Posted by Elsabeth Parkinson
Wednesday 18th January, 2017

In Conversation with Dietrich Paredes

AYO NATIONAL MUSIC CAMP 2017

Week 1: Bishop Orchestra conducted by Dietrich Paredes

Saturday 14 January, 4pm
DVOŘÁK Silent Woods
VERDI The Force of Destiny: Overture

Saturday 14 January, 7.30pm
SHOSTAKOVICH Symphony No.5


 

Venezuelan conductor Dietrich Paredes grew up as part of a musical revolution in his homeland. One of an estimated 700,000 young musicians to join a state-subsidised music education program, he experienced orchestral music as a social development strategy. Its effectiveness has been documented in numerous international studies. The Fundación Musical Simón Bolívar, nicknamed ‘El Sistema,’ is a radical approach that includes an early introduction to Russian repertoire. It was here that Dietrich first encountered Shostakovich and his remarkable Symphony No.5 in D minor.

‘The symphony was a difficult moment for Shostakovich,’ he says. ‘He started composing it in April and finished in June – three months. But the third movement he wrote in three days. It’s amazing. It’s an intense, nostalgic movement, with a lot of pain and anger. The first movement is strong, half joyous but also half dramatic. The second movement is sarcastic, because of the political situation in Russia.’

At this time under Stalin, individual expression was denounced in favour of art which supported Party principles. In 1936, Shostakovich himself landed on the blacklist: the avant-garde sounds of his opera Lady Macbeth of the Mtsensk District had outraged the Russian dictator. While living under the fear of imminent arrest, he quickly began work on his fifth symphony as a conciliatory, though double-edged, response. The subtle sarcasm in the allegretto (which Shostakovich got away with) lends impetus to the triumph which Dietrich finds in the last movement.

For Dietrich Paredes, understanding the composer is crucial to accessing the music. ‘When I conduct a symphony,’ he says, ‘I need to feel, I need to identify with the composer. If I conduct only notes, it’s not the same.

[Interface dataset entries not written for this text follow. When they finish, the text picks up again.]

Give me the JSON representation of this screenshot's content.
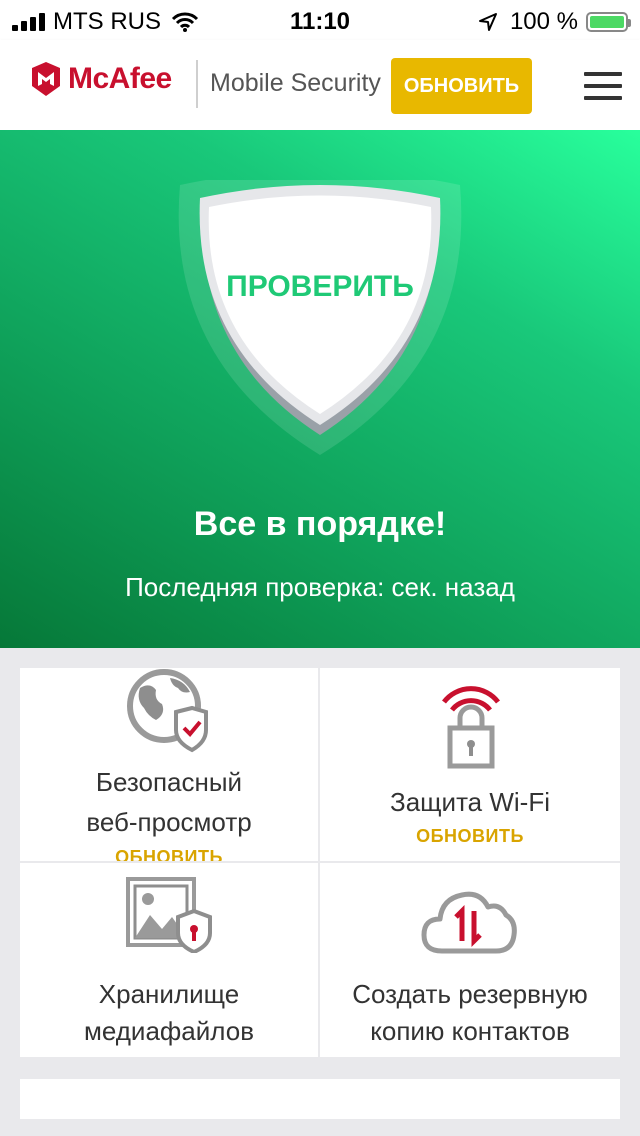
{
  "status_bar": {
    "carrier": "MTS RUS",
    "time": "11:10",
    "battery": "100 %",
    "battery_level": 1.0
  },
  "header": {
    "brand": "McAfee",
    "product": "Mobile Security",
    "upgrade_label": "ОБНОВИТЬ"
  },
  "hero": {
    "scan_label": "ПРОВЕРИТЬ",
    "status": "Все в порядке!",
    "last_scan": "Последняя проверка: сек. назад"
  },
  "tiles": [
    {
      "line1": "Безопасный",
      "line2": "веб-просмотр",
      "upgrade": "ОБНОВИТЬ",
      "icon": "globe-shield-icon"
    },
    {
      "line1": "Защита Wi-Fi",
      "upgrade": "ОБНОВИТЬ",
      "icon": "wifi-lock-icon"
    },
    {
      "line1": "Хранилище",
      "line2": "медиафайлов",
      "icon": "media-vault-icon"
    },
    {
      "line1": "Создать резервную",
      "line2": "копию контактов",
      "icon": "cloud-backup-icon"
    }
  ],
  "colors": {
    "brand_red": "#c8102e",
    "upgrade_yellow": "#e8b800",
    "hero_green": "#19c87a",
    "scan_green": "#1fc976"
  }
}
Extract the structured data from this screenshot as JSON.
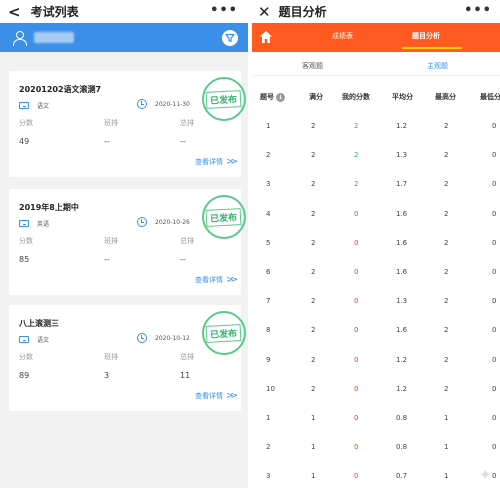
{
  "left": {
    "title": "考试列表",
    "back_glyph": "<",
    "more_glyph": "•••",
    "exams": [
      {
        "name": "20201202语文滚测7",
        "subject": "语文",
        "date": "2020-11-30",
        "status": "已发布",
        "score_label": "分数",
        "class_rank_label": "班排",
        "total_rank_label": "总排",
        "score": "49",
        "class_rank": "--",
        "total_rank": "--",
        "detail_label": "查看详情"
      },
      {
        "name": "2019年8上期中",
        "subject": "英语",
        "date": "2020-10-26",
        "status": "已发布",
        "score_label": "分数",
        "class_rank_label": "班排",
        "total_rank_label": "总排",
        "score": "85",
        "class_rank": "--",
        "total_rank": "--",
        "detail_label": "查看详情"
      },
      {
        "name": "八上滚测三",
        "subject": "语文",
        "date": "2020-10-12",
        "status": "已发布",
        "score_label": "分数",
        "class_rank_label": "班排",
        "total_rank_label": "总排",
        "score": "89",
        "class_rank": "3",
        "total_rank": "11",
        "detail_label": "查看详情"
      }
    ]
  },
  "right": {
    "title": "题目分析",
    "close_glyph": "✕",
    "more_glyph": "•••",
    "tabs": [
      "成绩表",
      "题目分析"
    ],
    "sub_tabs": [
      "客观题",
      "主观题"
    ],
    "columns": [
      "题号",
      "满分",
      "我的分数",
      "平均分",
      "最高分",
      "最低分"
    ],
    "sort_glyph": "↓",
    "rows": [
      [
        "1",
        "2",
        "2",
        "1.2",
        "2",
        "0"
      ],
      [
        "2",
        "2",
        "2",
        "1.3",
        "2",
        "0"
      ],
      [
        "3",
        "2",
        "2",
        "1.7",
        "2",
        "0"
      ],
      [
        "4",
        "2",
        "0",
        "1.6",
        "2",
        "0"
      ],
      [
        "5",
        "2",
        "0",
        "1.6",
        "2",
        "0"
      ],
      [
        "6",
        "2",
        "0",
        "1.6",
        "2",
        "0"
      ],
      [
        "7",
        "2",
        "0",
        "1.3",
        "2",
        "0"
      ],
      [
        "8",
        "2",
        "0",
        "1.6",
        "2",
        "0"
      ],
      [
        "9",
        "2",
        "0",
        "1.2",
        "2",
        "0"
      ],
      [
        "10",
        "2",
        "0",
        "1.2",
        "2",
        "0"
      ],
      [
        "1",
        "1",
        "0",
        "0.8",
        "1",
        "0"
      ],
      [
        "2",
        "1",
        "0",
        "0.8",
        "1",
        "0"
      ],
      [
        "3",
        "1",
        "0",
        "0.7",
        "1",
        "0"
      ]
    ],
    "my_score_colors": {
      "full": "#2fb36a",
      "zero": "#e8402a"
    }
  }
}
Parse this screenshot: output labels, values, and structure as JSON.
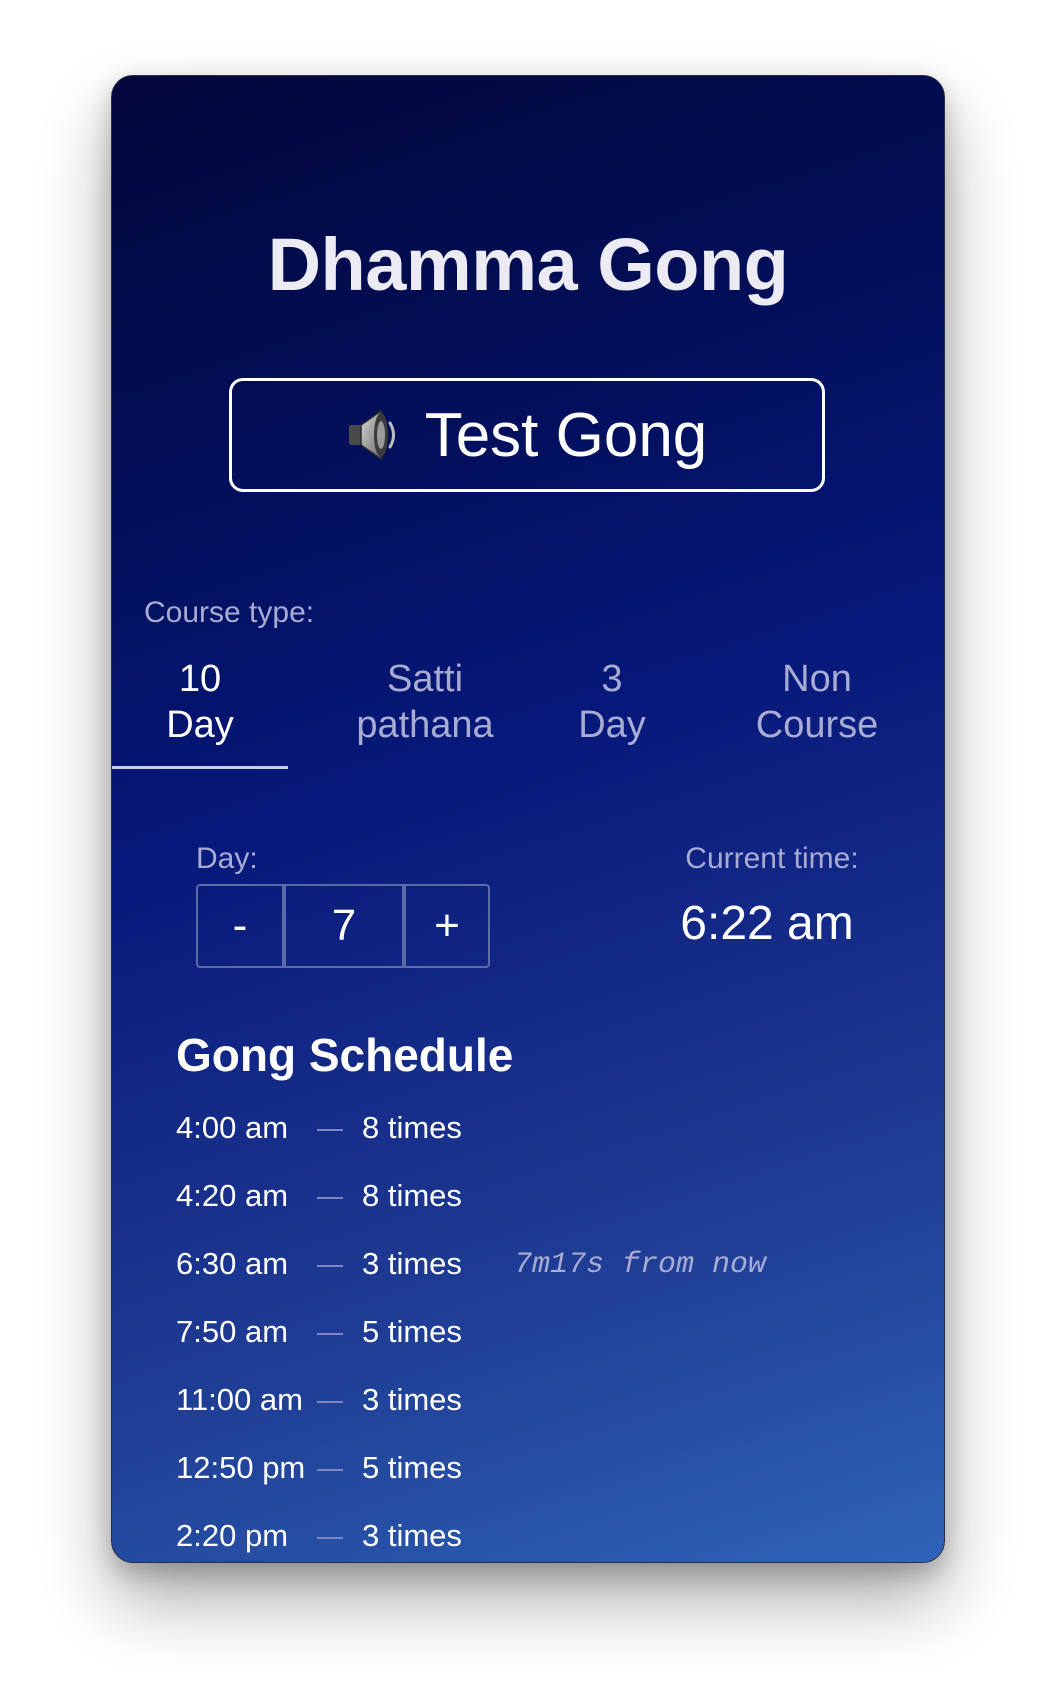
{
  "app": {
    "title": "Dhamma Gong"
  },
  "test_gong": {
    "icon": "speaker-icon",
    "label": "Test Gong"
  },
  "course": {
    "label": "Course type:",
    "tabs": [
      {
        "line1": "10",
        "line2": "Day",
        "active": true
      },
      {
        "line1": "Satti",
        "line2": "pathana",
        "active": false
      },
      {
        "line1": "3",
        "line2": "Day",
        "active": false
      },
      {
        "line1": "Non",
        "line2": "Course",
        "active": false
      }
    ]
  },
  "day": {
    "label": "Day:",
    "minus": "-",
    "value": "7",
    "plus": "+"
  },
  "current_time": {
    "label": "Current time:",
    "value": "6:22 am"
  },
  "schedule": {
    "title": "Gong Schedule",
    "rows": [
      {
        "time": "4:00 am",
        "count": "8 times",
        "note": ""
      },
      {
        "time": "4:20 am",
        "count": "8 times",
        "note": ""
      },
      {
        "time": "6:30 am",
        "count": "3 times",
        "note": "7m17s from now"
      },
      {
        "time": "7:50 am",
        "count": "5 times",
        "note": ""
      },
      {
        "time": "11:00 am",
        "count": "3 times",
        "note": ""
      },
      {
        "time": "12:50 pm",
        "count": "5 times",
        "note": ""
      },
      {
        "time": "2:20 pm",
        "count": "3 times",
        "note": ""
      }
    ]
  },
  "colors": {
    "background_top": "#02063a",
    "background_bottom": "#2e64b8",
    "muted_text": "#a9acd2",
    "title_text": "#ecebf3"
  }
}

To conduct the music, you need to take the heart of Shostakovich in your hand.

‘It was terrible for him,’ he continues. ‘He wrote the symphony feeling this fear, fearing the attack of the people. I can’t say exactly what he felt. But the music – you can feel something in that. I think the best connection, the height of human communication, is the music.

‘The orchestra feels this. Young people have a lot of feeling. They have anger, passion, love –everybody feels these things. When they do, they can identify with the symphony.
‘The Verdi has all of this,’ he adds. ‘It has a dramatic beginning; it’s a very energetic piece. It’s really virtuosic,’ – a particular challenge for woodwinds – ‘and I think the beauty of the dramatic moment is when it, too, finishes triumphantly.’ Is this out of place in the overture to a tragic opera? Dietrich Paredes thinks not.

The Force of Destiny – the name says it all. Sometimes I use this for young people because they do go through terrible moments in their lives, and always I tell them, life is not perfect. In life we need to be strong to overcome the challenge and continue. In this opera it’s not a beautiful ending, but the overture is something different. The arpeggio at the end is dramatic, but it’s not sad.’

As the curtain drops on the opera, the surviving lover prays ecstatically over his dying beloved. Perhaps we hear in the closing notes that repentant prayer, ringing with the triumph of ultimate redemption.

To accompany two such forceful works, Dietrich considers Dvořák’s Silent Woods a perfect counterpart. Beside the more robust Verdi and Shostakovich, he says, ‘it’s like a sweet taste. It’s like rain, the forest… and it’s the sound of the forest. It’s magical.’

As the winds echo with birdsong, velvety legato lines from the cello hint at the leaf-whisper behind woodland silence. None better for this task than Li-Wei Qin, AYO’s Artist in Residence, with whom Dietrich is excited to be working.

‘Li-Wei is an excellent cellist,’ he enthuses. ‘I have great honour in sharing the music with him. I think we’ll be great.’

– Elsabeth Parkinson*

* Words About Music participant at AYO National Music Camp 2017